--- Data records Enclosed Below ---

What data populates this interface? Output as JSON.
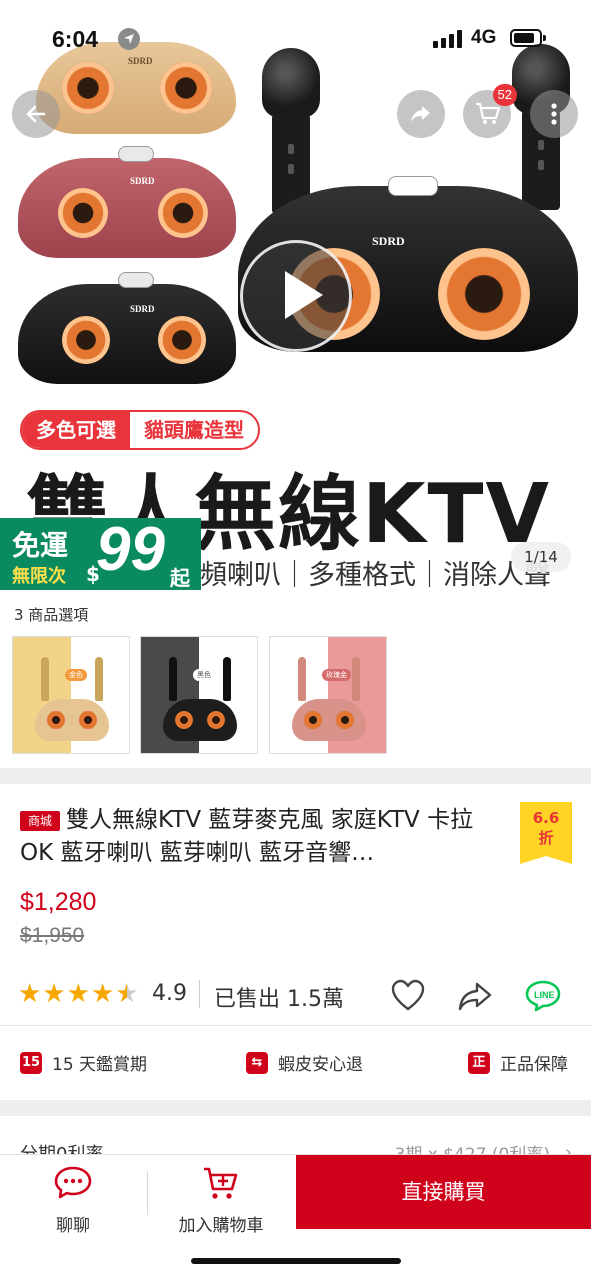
{
  "status_bar": {
    "time": "6:04",
    "network": "4G"
  },
  "hero": {
    "cart_count": "52",
    "brand_text": "SDRD",
    "tag_left": "多色可選",
    "tag_right": "貓頭鷹造型",
    "big_title": "雙人無線KTV",
    "sub_line": "頻喇叭｜多種格式｜消除人聲",
    "counter": "1/14",
    "free_shipping": {
      "top": "免運",
      "bottom": "無限次",
      "dollar": "$",
      "amount": "99",
      "suffix": "起"
    }
  },
  "variations": {
    "label": "3 商品選項",
    "options": [
      {
        "tag": "金色",
        "color": "#f2d38a"
      },
      {
        "tag": "黑色",
        "color": "#4a4a4a"
      },
      {
        "tag": "玫瑰金",
        "color": "#ea9a98"
      }
    ]
  },
  "product": {
    "mall_tag": "商城",
    "name": "雙人無線KTV 藍芽麥克風 家庭KTV 卡拉OK 藍牙喇叭 藍芽喇叭 藍牙音響…",
    "discount_value": "6.6",
    "discount_unit": "折",
    "price": "$1,280",
    "original_price": "$1,950",
    "rating": "4.9",
    "stars": 4.5,
    "sold": "已售出 1.5萬"
  },
  "guarantees": [
    {
      "label": "15 天鑑賞期"
    },
    {
      "label": "蝦皮安心退"
    },
    {
      "label": "正品保障"
    }
  ],
  "installment": {
    "label": "分期0利率",
    "detail": "3期 x $427 (0利率)"
  },
  "bottom_bar": {
    "chat": "聊聊",
    "add_to_cart": "加入購物車",
    "buy_now": "直接購買"
  },
  "colors": {
    "brand_red": "#d0011b",
    "accent_red": "#e8343a",
    "free_ship_green": "#0a8a5f",
    "star": "#f6a700",
    "line_green": "#06c755"
  }
}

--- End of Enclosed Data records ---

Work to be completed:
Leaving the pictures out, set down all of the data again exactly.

Answer box:
What data populates this interface? Output as JSON.
{
  "status_bar": {
    "time": "6:04",
    "network": "4G"
  },
  "hero": {
    "cart_count": "52",
    "brand_text": "SDRD",
    "tag_left": "多色可選",
    "tag_right": "貓頭鷹造型",
    "big_title": "雙人無線KTV",
    "sub_line": "頻喇叭｜多種格式｜消除人聲",
    "counter": "1/14",
    "free_shipping": {
      "top": "免運",
      "bottom": "無限次",
      "dollar": "$",
      "amount": "99",
      "suffix": "起"
    }
  },
  "variations": {
    "label": "3 商品選項",
    "options": [
      {
        "tag": "金色",
        "color": "#f2d38a"
      },
      {
        "tag": "黑色",
        "color": "#4a4a4a"
      },
      {
        "tag": "玫瑰金",
        "color": "#ea9a98"
      }
    ]
  },
  "product": {
    "mall_tag": "商城",
    "name": "雙人無線KTV 藍芽麥克風 家庭KTV 卡拉OK 藍牙喇叭 藍芽喇叭 藍牙音響…",
    "discount_value": "6.6",
    "discount_unit": "折",
    "price": "$1,280",
    "original_price": "$1,950",
    "rating": "4.9",
    "stars": 4.5,
    "sold": "已售出 1.5萬"
  },
  "guarantees": [
    {
      "label": "15 天鑑賞期"
    },
    {
      "label": "蝦皮安心退"
    },
    {
      "label": "正品保障"
    }
  ],
  "installment": {
    "label": "分期0利率",
    "detail": "3期 x $427 (0利率)"
  },
  "bottom_bar": {
    "chat": "聊聊",
    "add_to_cart": "加入購物車",
    "buy_now": "直接購買"
  },
  "colors": {
    "brand_red": "#d0011b",
    "accent_red": "#e8343a",
    "free_ship_green": "#0a8a5f",
    "star": "#f6a700",
    "line_green": "#06c755"
  }
}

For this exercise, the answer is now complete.